Sir James Dyson is right (Letters, 20 January). We need big farming; that is where our food comes from. But the elephant in the room is tax — inheritance tax and roll-over relief — which of course he conveniently skirts. Farming at this level needs subsidy precisely because land is too expensive for food production to give an economic return through income. And why is this? Because so much money chases land for tax reasons.
The massive distortion of the allocation of capital due to tax reliefs is one of the fundamental problems of the UK. The solution is not more tax, it is to reduce tax to a level so that the economic case , not tax, drives decisions; and then remove reliefs. Inheritance tax and long-term gains tax at 15 per cent would do the trick nicely and probably raise no less tax.

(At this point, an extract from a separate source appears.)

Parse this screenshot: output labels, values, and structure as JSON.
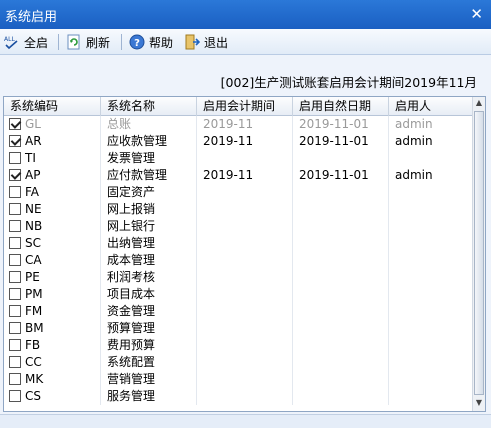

The problem with both removing relief while keeping tax at its full rate, and radical reform, would be the capital hit on property assets. At some stage, though, we do have to tackle this, but it requires someone with courage. Might that be Michael Gove?